Standard treatment for non-operable cervix cancer is radiation and chemotherapy. This treatment combination can result in significant radiation side-effects involving the bladder, small bowel and rectum. To improve results with radiation/chemotherapy, higher radiation doses have been tried for cervix cancer patients. Results from using higher radiation doses show that cervix tumours may be better controlled, but the radiation side-effects are worsened. Intensity modulated radiotherapy (IMRT) and Tomotherapy are new radiation planning and delivery technologies which may allow for delivery of higher radiation doses with less damage to normal organs. The purpose of this project is to determine whether or not IMRT and/or Tomotherapy technology can produce radiation plans that deliver higher doses of radiation to the tumor and lower doses to normal organs when compared to standard radiation plans. The results from this project will provide the basis for possibly treating future cervix cancer patients with Tomotherapy and providing them with improved cure rates along with decreased rates of radiation side effects. No patients will be treated on this protocol, as the investigators plan to only compare radiation dose calculations from different treatment plans created for test cervix cancer cases. There will be absolutely no patient contact in this protocol.


Condition Intervention
Cervix Neoplasm
Device: Tomotherapy Treatment Planning

Study Type: Observational
Study Design: Observational Model: Case-Only
Time Perspective: Retrospective
Official Title: Comparison of Tomotherapy Versus Intensity-modulated Step-and-shoot and Conventional Radiation Treatment Plans for Patients With Locally-advanced Squamous Cell Carcinoma of the Cervix

Resource links provided by NLM:


Further study details as provided by AHS Cancer Control Alberta:

Estimated Enrollment: 10
Study Start Date: June 2005
Estimated Study Completion Date: November 2005
  Show Detailed Description

  Eligibility

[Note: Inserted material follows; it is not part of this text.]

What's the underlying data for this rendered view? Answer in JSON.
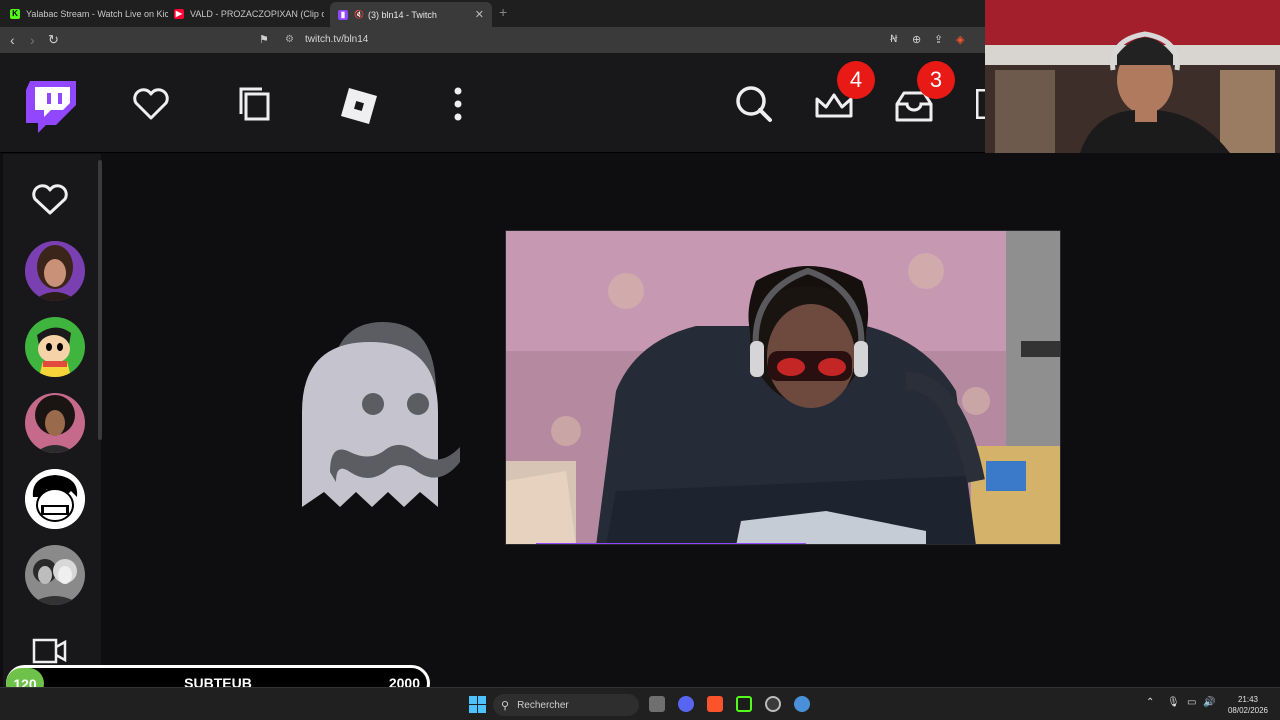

Ages Eligible for Study:   18 Years and older
Genders Eligible for Study:   Female
Accepts Healthy Volunteers:   No
Sampling Method:   Non-Probability Sample
Study Population

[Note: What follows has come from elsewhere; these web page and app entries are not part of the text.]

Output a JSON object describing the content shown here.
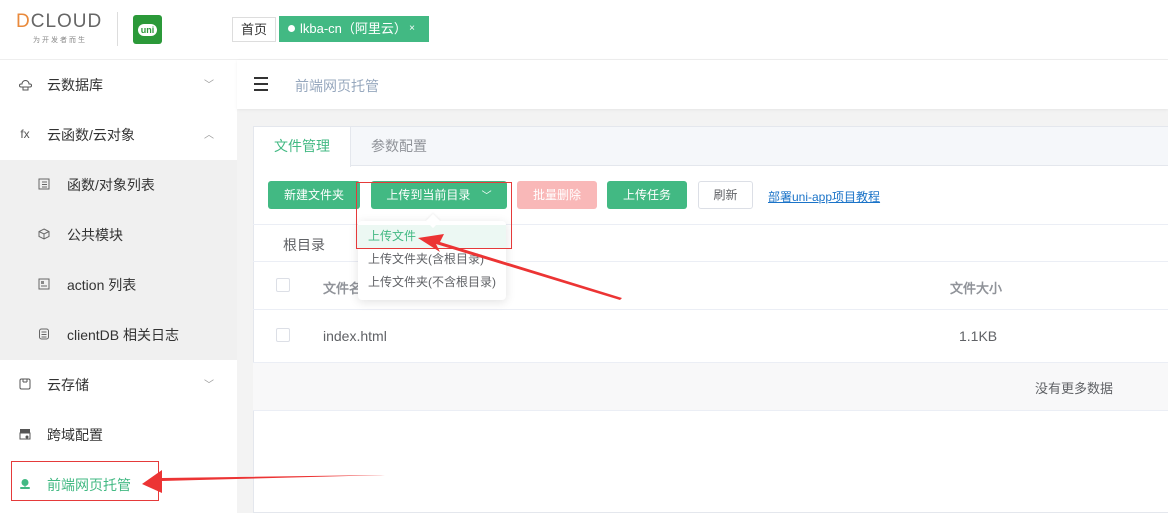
{
  "header": {
    "logo_text_first": "D",
    "logo_text_rest": "CLOUD",
    "logo_subtitle": "为开发者而生",
    "uni_label": "uni",
    "tabs": [
      {
        "label": "首页"
      },
      {
        "label": "lkba-cn（阿里云）",
        "close": "×"
      }
    ]
  },
  "sidebar": {
    "items": [
      {
        "label": "云数据库",
        "icon": "cloud-db-icon",
        "chevron": "﹀"
      },
      {
        "label": "云函数/云对象",
        "icon": "fx-icon",
        "icon_text": "fx",
        "chevron": "︿"
      },
      {
        "label": "函数/对象列表",
        "icon": "list-icon"
      },
      {
        "label": "公共模块",
        "icon": "cube-icon"
      },
      {
        "label": "action 列表",
        "icon": "action-list-icon"
      },
      {
        "label": "clientDB 相关日志",
        "icon": "log-icon"
      },
      {
        "label": "云存储",
        "icon": "storage-icon",
        "chevron": "﹀"
      },
      {
        "label": "跨域配置",
        "icon": "cors-icon"
      },
      {
        "label": "前端网页托管",
        "icon": "hosting-icon"
      }
    ]
  },
  "topbar": {
    "breadcrumb": "前端网页托管"
  },
  "content": {
    "tabs": [
      {
        "label": "文件管理"
      },
      {
        "label": "参数配置"
      }
    ],
    "buttons": {
      "new_folder": "新建文件夹",
      "upload": "上传到当前目录",
      "batch_delete": "批量删除",
      "upload_tasks": "上传任务",
      "refresh": "刷新"
    },
    "tutorial_link": "部署uni-app项目教程",
    "current_dir": "根目录",
    "dropdown": [
      {
        "label": "上传文件"
      },
      {
        "label": "上传文件夹(含根目录)"
      },
      {
        "label": "上传文件夹(不含根目录)"
      }
    ],
    "table": {
      "columns": [
        "文件名",
        "文件大小"
      ],
      "rows": [
        {
          "name": "index.html",
          "size": "1.1KB"
        }
      ],
      "no_more": "没有更多数据"
    }
  },
  "colors": {
    "accent": "#42b983",
    "danger_disabled": "#f9b8b8",
    "annotation": "#e53a3a",
    "link": "#1a73c8"
  }
}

primary care clinic

Criteria

Inclusion Criteria:

  • Squamous cell cervix cancer
  • Undergone planning computed tomography (CT) scan for radiotherapy planning
  • Treated with chemoradiotherapy

Exclusion Criteria:

  Contacts and Locations
Choosing to participate in a study is an important personal decision. Talk with your doctor and family members or friends about deciding to join a study. To learn more about this study, you or your doctor may contact the study research staff using the Contacts provided below. For general information, see Learn About Clinical Studies.

Please refer to this study by its ClinicalTrials.gov identifier: NCT00124488

Locations
Canada, Alberta
Cross Cancer Institute
Edmonton, Alberta, Canada, T6G 1Z2
Sponsors and Collaborators
AHS Cancer Control Alberta
Investigators
Principal Investigator: Don Yee, MD AHS Cancer Control Alberta
  More Information

Publications:

ClinicalTrials.gov Identifier: NCT00124488     History of Changes
Other Study ID Numbers: NA-15-0004
Study First Received: July 26, 2005
Last Updated: December 8, 2011
Health Authority: Canada: Health Canada

Keywords provided by AHS Cancer Control Alberta:
radiotherapy planning
computer assisted radiotherapy
conformal

Additional relevant MeSH terms:
Carcinoma, Squamous Cell
Uterine Cervical Neoplasms
Carcinoma
Genital Diseases, Female
Genital Neoplasms, Female
Neoplasms
Neoplasms by Histologic Type
Neoplasms by Site
Neoplasms, Glandular and Epithelial
Neoplasms, Squamous Cell
Urogenital Neoplasms
Uterine Cervical Diseases
Uterine Diseases
Uterine Neoplasms

ClinicalTrials.gov processed this record on November 27, 2014